Mr. Sage. In answer to what you were saying, Sir Mark, give me leave to inform you, that your knights-errant (who were the very pretty fellows of those ancient times) thought they could not honourably yield, though they had fought their own trusty weapons to the stumps ; but would venture as boldly with their page's leaden sword, as if it had been of enchanted metal. Whence, I conceive, there must be a spice of romantic gallantry in the composition of that very pretty fellow.
Sir Mark. I am of opinion, Mr. Sage, that fashion governs a very pretty fellow; nature, or common sense, your ordinary persons, and sometimes men of fine parts.
Mr. Sage. But what is the reason, that men of the most excellent sense and morals, in other points, associate their understandings with the very pretty fellows in that chimæra of a duel ?
Sir Mark. There is no disputing against so great a majority.
Mr. Sage. But there is one scruple, Colonel Plume, and I have done. Do not you believe there may be some advantage even upon a cloak with pistols, which a man of nice honour would scruple to take ?
Col. Plume. Faith, I cannot tell, Sir; but since one may reasonably suppose that, in such a case, there can be but one so far in the wrong as to occasion matters to come to that extremity, I think the chance of being killed should fall but on one; whereas, by their close and desperate manner of fighting, it may very probably happen to both.
Sir Mark. Why, gentlemen, if they are men of such nice honour, and must fight, there will be no fear of foul play, if they threw up cross or pile who should be shot.
N° 40. TUESDAY, JULY 12, 1709.
Quicquid agunt homines--

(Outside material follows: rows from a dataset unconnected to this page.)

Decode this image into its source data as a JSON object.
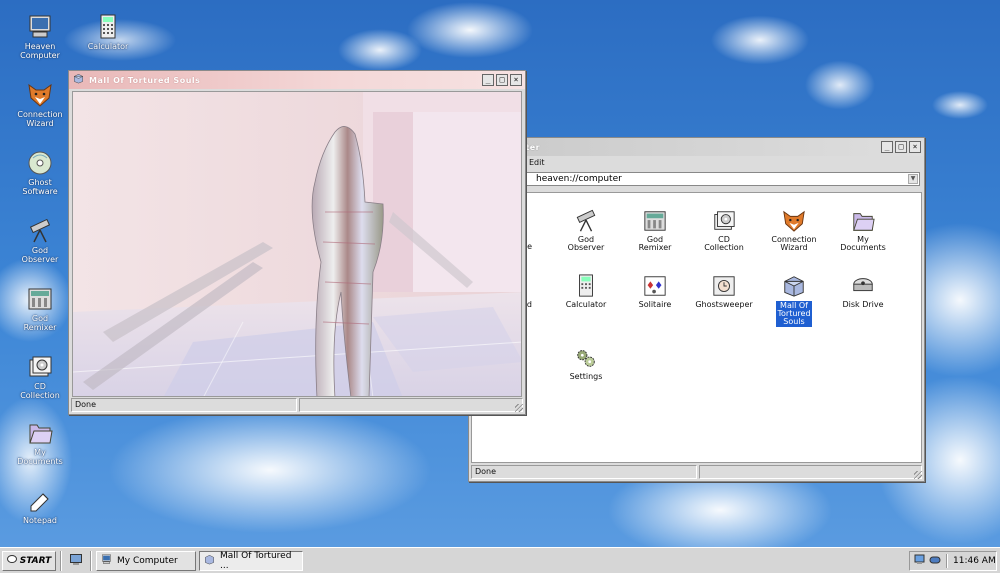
{
  "desktop": {
    "icons": [
      {
        "label": "Heaven\nComputer",
        "icon": "computer-icon"
      },
      {
        "label": "Calculator",
        "icon": "calculator-icon"
      },
      {
        "label": "Connection\nWizard",
        "icon": "fox-icon"
      },
      {
        "label": "Ghost\nSoftware",
        "icon": "ghost-cd-icon"
      },
      {
        "label": "God\nObserver",
        "icon": "telescope-icon"
      },
      {
        "label": "God\nRemixer",
        "icon": "remixer-icon"
      },
      {
        "label": "CD\nCollection",
        "icon": "cd-collection-icon"
      },
      {
        "label": "My\nDocuments",
        "icon": "folder-icon"
      },
      {
        "label": "Notepad",
        "icon": "notepad-icon"
      }
    ]
  },
  "viewer_window": {
    "title": "Mall Of Tortured Souls",
    "status_left": "Done",
    "status_right": ""
  },
  "explorer_window": {
    "title_visible": "puter",
    "menu": [
      "Edit"
    ],
    "address": "heaven://computer",
    "partial_labels": [
      "e",
      "d"
    ],
    "files": [
      {
        "label": "God\nObserver",
        "icon": "telescope-icon"
      },
      {
        "label": "God\nRemixer",
        "icon": "remixer-icon"
      },
      {
        "label": "CD\nCollection",
        "icon": "cd-collection-icon"
      },
      {
        "label": "Connection\nWizard",
        "icon": "fox-icon"
      },
      {
        "label": "My\nDocuments",
        "icon": "folder-icon"
      },
      {
        "label": "Calculator",
        "icon": "calculator-icon"
      },
      {
        "label": "Solitaire",
        "icon": "cards-icon"
      },
      {
        "label": "Ghostsweeper",
        "icon": "ghostsweeper-icon"
      },
      {
        "label": "Mall Of\nTortured\nSouls",
        "icon": "mall-icon",
        "selected": true
      },
      {
        "label": "Disk Drive",
        "icon": "disk-drive-icon"
      },
      {
        "label": "Settings",
        "icon": "gears-icon"
      }
    ],
    "status_left": "Done",
    "status_right": ""
  },
  "taskbar": {
    "start_label": "START",
    "tasks": [
      {
        "label": "My Computer",
        "icon": "computer-icon",
        "pressed": false
      },
      {
        "label": "Mall Of Tortured ...",
        "icon": "mall-icon",
        "pressed": true
      }
    ],
    "clock": "11:46 AM"
  },
  "colors": {
    "sky": "#2f73c4",
    "title_active": "#e9b8b8",
    "selection": "#1f5fd1",
    "window_face": "#dcdcdc"
  }
}
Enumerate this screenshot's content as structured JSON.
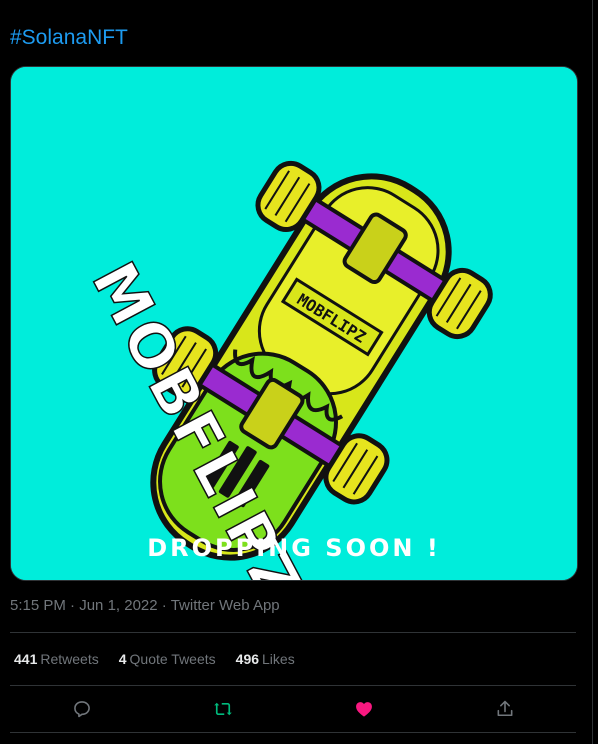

nostri est farrago libelli.
Juv. Sat. i. 85, 86.
Will's Coffee-house, July 11. LETTERS from the city of London give an account of a very great consternation that place is in at present, by reason of a late inquiry made at Guildhall, -whether a noble person * has parts enough to deserve the enjoyment of the great estate of which he is possessed? The city is apprehensive, that this precedent may go farther than was at first imagined.
The person against whom this inquisition is set up by his relations, is a peer of a neighbouring kingdom, and has in his youth made some few bulls, by which it is insinuated that he has forfeited his goods and chattels. This is the more astonishing, in that there are many persons in the said city who are still more guilty than his lordship, and who, though they are idiots, do not only possess, but have also themselves acquired great estates, contrary to the known laws of this realm, which vest their possessions in the crown.
There is a gentleman in the coffee-house, at this time, exhibiting a bill in chancery against his father's younger brother, who, by some strange magic, has arrived at the value of half a plum, as
* Richard, the fifth viscount Wenman.